“GTS Trilogy Kombucha” picture with a Kaws “Small Lie” figure. Taken by Jake Santo
Kombucha is a brew-style tea, that consists of naturally fermenting bacteria, that are rich in probiotics and tons of other healthy vitamins and amino acids. This might sound like a lot of components for a bottle of liquid you can buy at CVS and other everyday retailers. However, I recently have had a stint of common digestive issues and as a result; I drink a bottle of Kombucha every day. Along with one or two supplements, I drink a bottle of Kombucha tea every morning and I am typically symptom-free the entire day.

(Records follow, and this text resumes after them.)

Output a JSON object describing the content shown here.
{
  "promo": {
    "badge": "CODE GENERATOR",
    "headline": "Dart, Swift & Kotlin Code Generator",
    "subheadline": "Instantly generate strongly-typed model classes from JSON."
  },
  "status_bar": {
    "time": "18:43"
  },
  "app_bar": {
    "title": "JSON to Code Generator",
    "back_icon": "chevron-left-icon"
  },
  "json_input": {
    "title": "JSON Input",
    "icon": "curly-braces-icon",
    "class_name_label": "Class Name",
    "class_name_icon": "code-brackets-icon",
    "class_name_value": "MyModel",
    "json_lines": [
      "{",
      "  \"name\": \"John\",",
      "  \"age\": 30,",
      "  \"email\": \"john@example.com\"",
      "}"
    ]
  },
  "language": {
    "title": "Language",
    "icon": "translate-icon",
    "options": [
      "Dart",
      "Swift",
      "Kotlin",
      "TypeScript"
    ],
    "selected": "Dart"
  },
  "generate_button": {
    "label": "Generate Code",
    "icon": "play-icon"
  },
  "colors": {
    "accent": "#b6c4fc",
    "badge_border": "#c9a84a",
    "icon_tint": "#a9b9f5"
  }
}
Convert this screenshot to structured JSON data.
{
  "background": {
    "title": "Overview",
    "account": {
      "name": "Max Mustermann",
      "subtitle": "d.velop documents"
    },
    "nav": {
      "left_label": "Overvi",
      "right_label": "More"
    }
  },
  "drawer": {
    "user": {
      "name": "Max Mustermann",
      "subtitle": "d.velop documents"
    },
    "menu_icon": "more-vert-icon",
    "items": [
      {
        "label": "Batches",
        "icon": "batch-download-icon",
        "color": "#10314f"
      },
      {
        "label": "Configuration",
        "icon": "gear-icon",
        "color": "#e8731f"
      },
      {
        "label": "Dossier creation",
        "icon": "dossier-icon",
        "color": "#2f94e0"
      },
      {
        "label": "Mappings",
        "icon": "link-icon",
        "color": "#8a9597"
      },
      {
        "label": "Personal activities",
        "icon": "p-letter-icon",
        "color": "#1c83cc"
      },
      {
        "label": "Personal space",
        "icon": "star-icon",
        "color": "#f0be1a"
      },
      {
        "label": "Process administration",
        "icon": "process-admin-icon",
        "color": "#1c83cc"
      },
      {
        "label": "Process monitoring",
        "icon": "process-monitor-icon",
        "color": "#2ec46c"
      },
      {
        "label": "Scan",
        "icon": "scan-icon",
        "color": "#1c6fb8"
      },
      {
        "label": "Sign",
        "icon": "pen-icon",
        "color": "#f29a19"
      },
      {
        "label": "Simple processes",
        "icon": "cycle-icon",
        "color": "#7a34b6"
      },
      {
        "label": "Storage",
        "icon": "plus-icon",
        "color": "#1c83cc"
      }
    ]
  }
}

The origins of Kombucha are not fully known, however, the first recorded use was sometime around 200 BCE in China. The name “kombucha” comes from Japan around 400 CE, but “The Tea of Immortality” has been used across Eastern Europe, Russia, and Japan for centuries. Also known as the “Manchurian mushroom”, this mushroom-based brew may not “cure cancer” as some say but it does provide some daily health benefits when incorporated properly to your daily routine.
While “common digestive issues” may sound nonchalant, experiencing them is a whole other story. For a period of a week or so, I was having awful, shooting pains in my abdomen. Along with waking up in the middle of the night (from the pain), I was fatigued, and overall in a funk during the height of my symptoms. For all intents and purposes, the most sever condition I had was, indigestion, but it was one of the most debilitating ailments I’ve ever had. Thus providing me a new respect for common ailments like: indigestion, acid reflux, and good old fashioned nausea. Thankfully for Kombucha and some other dietary changes, I have been symptomless for a couple weeks now. Apart from my own story, here are a few reasons why I made Kombucha part of my morning and daily routine.
1. Morning Wake Up
On an ordinary day, most people drink coffee or tea to get themselves out of bed and into a productive mood for the day at hand. This early morning injection of caffeine helps a lot of people, including myself. Since my little digestive scare, the only thing I will drink in the morning is Kombucha. Not only does it take away any symptoms that I start my day with, it also provides a small amount of caffeine, electrolytes, and plenty of healthy amino acids. As well as depending on the flavor (Gingerade, Greens, Rasberry, Mango, etc.), you may see other added benefits from the all-natural ingredients in each bottle. For example, the pressed ginger juice in “Gingerade” by “GTS Kombucha”, aids in relieving nausea, appetite loss, and muscle soreness.
2. Digestive Aid
As I’ve mentioned many times already, Kombucha is a great digestive aid. It contains tons of probiotics (good bacteria that live in the digestive tract), which help reduce stomach acid production along with painful indigestion. While you might think the caffeine and small percentage of alcohol present (~.5%) in Kombucha, would cause more acidity in the gut. However, the fermentation and culture of the bacteria themselves actually creates an alkaline solution once it is digested; even though the pH of Kombucha itself is lower than coffee (coffee = pH 5, Kombucha = pH 3)
3. Naysayers of Kombucha
Since I have started to drink Kombucha, I have heard a few common quarrels with it from my friends. A few are: “I don’t like the taste”, another “It looks like it has weird stuff in it” and lastly “Don’t vegans drink that”. Well to address the first one, Kombucha does have an uncommon aftertaste, but it is often masked depending on the flavor you get. The company GTS alone produces a large variety of flavors, along with Kevita, Health-Ade, and Reed’s Kombucha, there are a plethora of different brands to indulge in to find your favorite. Next up is the weird stuff that resides in the bottom of most Kombucha bottles on the shelves. That is the Kombucha brew that needs to be lightly shaken to mix with the rest of the beverage, if you’ve ever had a cold pressed fruit juice or something of the sort, it is the same concept; separation is natural, sometimes it just needs a quick shakeup. Lastly, yes I am sure many people who are vegan and vegetarian drink Kombucha, as it is a very healthy, and also trendy, beverage. However, do not let the vegan stigma hold you from enjoying a healthy gut and a viable coffee replacement. If your feeling extra crunchy go for the vegetable flavored one, but if you’re like me; someone who likes a well-balanced diet and proper digestive health, any of the other “less crunchy” flavors will suffice.
4. Kombucha and Literature
The link between literature and Kombucha is not a direct one, besides writers often having stomach pains from the constant sentiment of rejection, the correlation is a cloudy one. For me, I find that I am much more motivated to read or write when I am both well hydrated and slightly caffeinated. While some may argue otherwise, being alert and attentive during the creative process, to me, is a necessary quality. In this regard, most people prefer coffee, however, coffee is a dehydrant. Thus you can either drink continual cups of coffee and water; or you can simply drink a Kombucha, which will invigorate your mind and digestive tract for the laborious creative process to come.